> _BRIEF_
What you write must match the records exactly, except for the images, which are left out.

◆ ◆ ◆ ◆

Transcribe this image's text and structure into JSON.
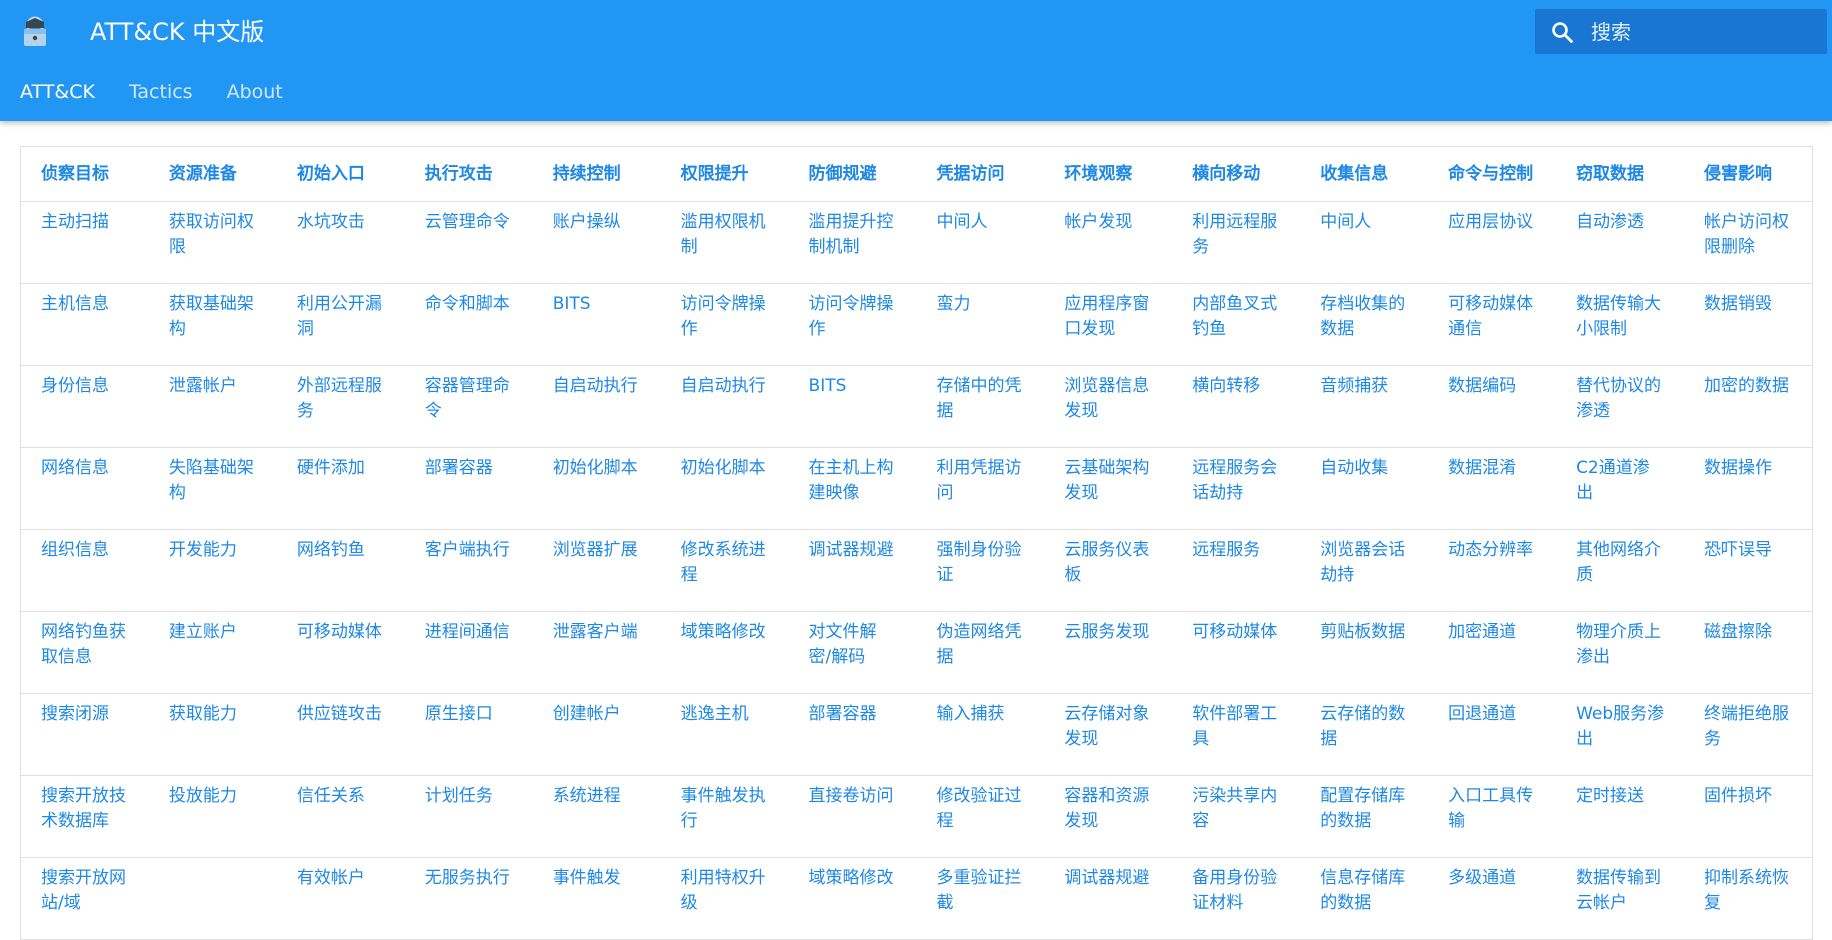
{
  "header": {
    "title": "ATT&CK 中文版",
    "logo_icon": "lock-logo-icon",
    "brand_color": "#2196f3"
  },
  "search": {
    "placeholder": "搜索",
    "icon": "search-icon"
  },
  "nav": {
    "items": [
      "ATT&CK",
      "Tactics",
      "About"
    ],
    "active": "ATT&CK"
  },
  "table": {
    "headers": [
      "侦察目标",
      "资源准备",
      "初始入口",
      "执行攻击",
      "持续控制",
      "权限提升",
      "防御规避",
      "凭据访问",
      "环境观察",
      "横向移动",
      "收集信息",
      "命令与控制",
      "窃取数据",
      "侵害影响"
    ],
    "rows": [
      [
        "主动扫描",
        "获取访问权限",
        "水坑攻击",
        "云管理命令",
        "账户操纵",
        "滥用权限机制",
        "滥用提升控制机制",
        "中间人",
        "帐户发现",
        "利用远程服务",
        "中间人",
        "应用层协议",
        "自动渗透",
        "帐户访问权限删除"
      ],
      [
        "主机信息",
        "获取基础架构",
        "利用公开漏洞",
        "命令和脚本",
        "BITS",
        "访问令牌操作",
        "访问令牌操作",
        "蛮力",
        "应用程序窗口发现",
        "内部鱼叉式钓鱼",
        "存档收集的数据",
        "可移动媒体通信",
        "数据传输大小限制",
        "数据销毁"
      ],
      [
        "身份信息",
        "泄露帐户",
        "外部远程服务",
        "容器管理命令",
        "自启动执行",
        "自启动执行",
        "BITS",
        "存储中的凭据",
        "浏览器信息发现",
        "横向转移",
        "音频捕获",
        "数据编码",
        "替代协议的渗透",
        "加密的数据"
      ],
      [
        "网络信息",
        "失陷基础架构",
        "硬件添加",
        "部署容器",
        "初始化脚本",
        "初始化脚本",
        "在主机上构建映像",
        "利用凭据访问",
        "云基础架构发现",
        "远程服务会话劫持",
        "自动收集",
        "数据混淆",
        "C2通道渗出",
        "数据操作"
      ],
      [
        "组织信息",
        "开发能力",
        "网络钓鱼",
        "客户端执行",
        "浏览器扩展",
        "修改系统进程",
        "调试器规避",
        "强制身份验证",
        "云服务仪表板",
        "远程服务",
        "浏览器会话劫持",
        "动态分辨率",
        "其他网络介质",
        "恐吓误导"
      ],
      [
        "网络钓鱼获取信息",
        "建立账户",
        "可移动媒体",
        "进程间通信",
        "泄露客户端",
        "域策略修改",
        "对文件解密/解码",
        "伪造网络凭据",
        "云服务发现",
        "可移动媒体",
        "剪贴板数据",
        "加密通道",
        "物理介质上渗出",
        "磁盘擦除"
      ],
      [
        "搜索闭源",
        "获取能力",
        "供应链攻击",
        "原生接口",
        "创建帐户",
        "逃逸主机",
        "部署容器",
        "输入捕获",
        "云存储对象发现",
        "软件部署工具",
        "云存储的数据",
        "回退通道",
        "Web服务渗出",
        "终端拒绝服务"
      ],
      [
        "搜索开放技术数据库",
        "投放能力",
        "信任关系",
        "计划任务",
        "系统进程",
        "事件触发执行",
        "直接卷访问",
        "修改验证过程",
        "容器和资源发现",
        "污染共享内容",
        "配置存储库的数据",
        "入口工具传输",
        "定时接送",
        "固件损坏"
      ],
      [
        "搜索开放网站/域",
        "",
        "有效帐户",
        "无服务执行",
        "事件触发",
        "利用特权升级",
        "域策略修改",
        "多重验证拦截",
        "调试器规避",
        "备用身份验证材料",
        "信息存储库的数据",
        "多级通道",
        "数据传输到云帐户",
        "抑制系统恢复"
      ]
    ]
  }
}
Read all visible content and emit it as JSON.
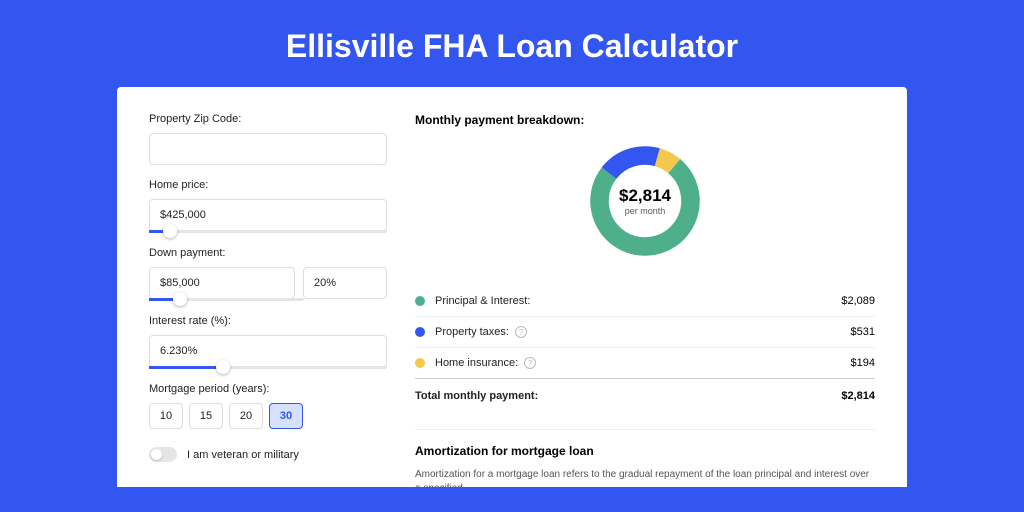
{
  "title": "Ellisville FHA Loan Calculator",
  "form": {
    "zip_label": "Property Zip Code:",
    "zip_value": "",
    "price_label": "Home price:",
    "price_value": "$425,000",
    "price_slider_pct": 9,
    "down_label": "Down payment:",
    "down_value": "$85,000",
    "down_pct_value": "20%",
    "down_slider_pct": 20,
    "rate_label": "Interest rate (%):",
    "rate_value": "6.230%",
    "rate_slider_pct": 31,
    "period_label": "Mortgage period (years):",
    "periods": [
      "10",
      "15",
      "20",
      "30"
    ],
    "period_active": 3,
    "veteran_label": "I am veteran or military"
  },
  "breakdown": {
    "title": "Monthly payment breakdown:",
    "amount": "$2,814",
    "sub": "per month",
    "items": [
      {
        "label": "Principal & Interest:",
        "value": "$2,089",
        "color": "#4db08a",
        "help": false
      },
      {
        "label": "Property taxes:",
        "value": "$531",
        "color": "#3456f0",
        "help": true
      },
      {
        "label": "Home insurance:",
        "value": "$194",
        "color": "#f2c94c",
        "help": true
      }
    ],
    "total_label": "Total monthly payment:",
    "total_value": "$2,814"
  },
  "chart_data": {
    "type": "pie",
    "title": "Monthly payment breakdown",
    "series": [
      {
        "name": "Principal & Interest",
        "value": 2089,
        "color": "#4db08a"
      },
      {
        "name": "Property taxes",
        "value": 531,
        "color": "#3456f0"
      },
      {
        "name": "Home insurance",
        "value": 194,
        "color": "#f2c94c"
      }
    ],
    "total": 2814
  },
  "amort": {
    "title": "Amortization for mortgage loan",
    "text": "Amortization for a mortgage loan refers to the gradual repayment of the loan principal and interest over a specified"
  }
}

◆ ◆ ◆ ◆

> _TASK ANSWER_
Transcribe this image's text and structure into JSON.
{
  "header": {
    "title": "ATT&CK 中文版",
    "logo_icon": "lock-logo-icon",
    "brand_color": "#2196f3"
  },
  "search": {
    "placeholder": "搜索",
    "icon": "search-icon"
  },
  "nav": {
    "items": [
      "ATT&CK",
      "Tactics",
      "About"
    ],
    "active": "ATT&CK"
  },
  "table": {
    "headers": [
      "侦察目标",
      "资源准备",
      "初始入口",
      "执行攻击",
      "持续控制",
      "权限提升",
      "防御规避",
      "凭据访问",
      "环境观察",
      "横向移动",
      "收集信息",
      "命令与控制",
      "窃取数据",
      "侵害影响"
    ],
    "rows": [
      [
        "主动扫描",
        "获取访问权限",
        "水坑攻击",
        "云管理命令",
        "账户操纵",
        "滥用权限机制",
        "滥用提升控制机制",
        "中间人",
        "帐户发现",
        "利用远程服务",
        "中间人",
        "应用层协议",
        "自动渗透",
        "帐户访问权限删除"
      ],
      [
        "主机信息",
        "获取基础架构",
        "利用公开漏洞",
        "命令和脚本",
        "BITS",
        "访问令牌操作",
        "访问令牌操作",
        "蛮力",
        "应用程序窗口发现",
        "内部鱼叉式钓鱼",
        "存档收集的数据",
        "可移动媒体通信",
        "数据传输大小限制",
        "数据销毁"
      ],
      [
        "身份信息",
        "泄露帐户",
        "外部远程服务",
        "容器管理命令",
        "自启动执行",
        "自启动执行",
        "BITS",
        "存储中的凭据",
        "浏览器信息发现",
        "横向转移",
        "音频捕获",
        "数据编码",
        "替代协议的渗透",
        "加密的数据"
      ],
      [
        "网络信息",
        "失陷基础架构",
        "硬件添加",
        "部署容器",
        "初始化脚本",
        "初始化脚本",
        "在主机上构建映像",
        "利用凭据访问",
        "云基础架构发现",
        "远程服务会话劫持",
        "自动收集",
        "数据混淆",
        "C2通道渗出",
        "数据操作"
      ],
      [
        "组织信息",
        "开发能力",
        "网络钓鱼",
        "客户端执行",
        "浏览器扩展",
        "修改系统进程",
        "调试器规避",
        "强制身份验证",
        "云服务仪表板",
        "远程服务",
        "浏览器会话劫持",
        "动态分辨率",
        "其他网络介质",
        "恐吓误导"
      ],
      [
        "网络钓鱼获取信息",
        "建立账户",
        "可移动媒体",
        "进程间通信",
        "泄露客户端",
        "域策略修改",
        "对文件解密/解码",
        "伪造网络凭据",
        "云服务发现",
        "可移动媒体",
        "剪贴板数据",
        "加密通道",
        "物理介质上渗出",
        "磁盘擦除"
      ],
      [
        "搜索闭源",
        "获取能力",
        "供应链攻击",
        "原生接口",
        "创建帐户",
        "逃逸主机",
        "部署容器",
        "输入捕获",
        "云存储对象发现",
        "软件部署工具",
        "云存储的数据",
        "回退通道",
        "Web服务渗出",
        "终端拒绝服务"
      ],
      [
        "搜索开放技术数据库",
        "投放能力",
        "信任关系",
        "计划任务",
        "系统进程",
        "事件触发执行",
        "直接卷访问",
        "修改验证过程",
        "容器和资源发现",
        "污染共享内容",
        "配置存储库的数据",
        "入口工具传输",
        "定时接送",
        "固件损坏"
      ],
      [
        "搜索开放网站/域",
        "",
        "有效帐户",
        "无服务执行",
        "事件触发",
        "利用特权升级",
        "域策略修改",
        "多重验证拦截",
        "调试器规避",
        "备用身份验证材料",
        "信息存储库的数据",
        "多级通道",
        "数据传输到云帐户",
        "抑制系统恢复"
      ]
    ]
  }
}
Read all visible content and emit it as JSON.
{
  "title": "Ellisville FHA Loan Calculator",
  "form": {
    "zip_label": "Property Zip Code:",
    "zip_value": "",
    "price_label": "Home price:",
    "price_value": "$425,000",
    "price_slider_pct": 9,
    "down_label": "Down payment:",
    "down_value": "$85,000",
    "down_pct_value": "20%",
    "down_slider_pct": 20,
    "rate_label": "Interest rate (%):",
    "rate_value": "6.230%",
    "rate_slider_pct": 31,
    "period_label": "Mortgage period (years):",
    "periods": [
      "10",
      "15",
      "20",
      "30"
    ],
    "period_active": 3,
    "veteran_label": "I am veteran or military"
  },
  "breakdown": {
    "title": "Monthly payment breakdown:",
    "amount": "$2,814",
    "sub": "per month",
    "items": [
      {
        "label": "Principal & Interest:",
        "value": "$2,089",
        "color": "#4db08a",
        "help": false
      },
      {
        "label": "Property taxes:",
        "value": "$531",
        "color": "#3456f0",
        "help": true
      },
      {
        "label": "Home insurance:",
        "value": "$194",
        "color": "#f2c94c",
        "help": true
      }
    ],
    "total_label": "Total monthly payment:",
    "total_value": "$2,814"
  },
  "chart_data": {
    "type": "pie",
    "title": "Monthly payment breakdown",
    "series": [
      {
        "name": "Principal & Interest",
        "value": 2089,
        "color": "#4db08a"
      },
      {
        "name": "Property taxes",
        "value": 531,
        "color": "#3456f0"
      },
      {
        "name": "Home insurance",
        "value": 194,
        "color": "#f2c94c"
      }
    ],
    "total": 2814
  },
  "amort": {
    "title": "Amortization for mortgage loan",
    "text": "Amortization for a mortgage loan refers to the gradual repayment of the loan principal and interest over a specified"
  }
}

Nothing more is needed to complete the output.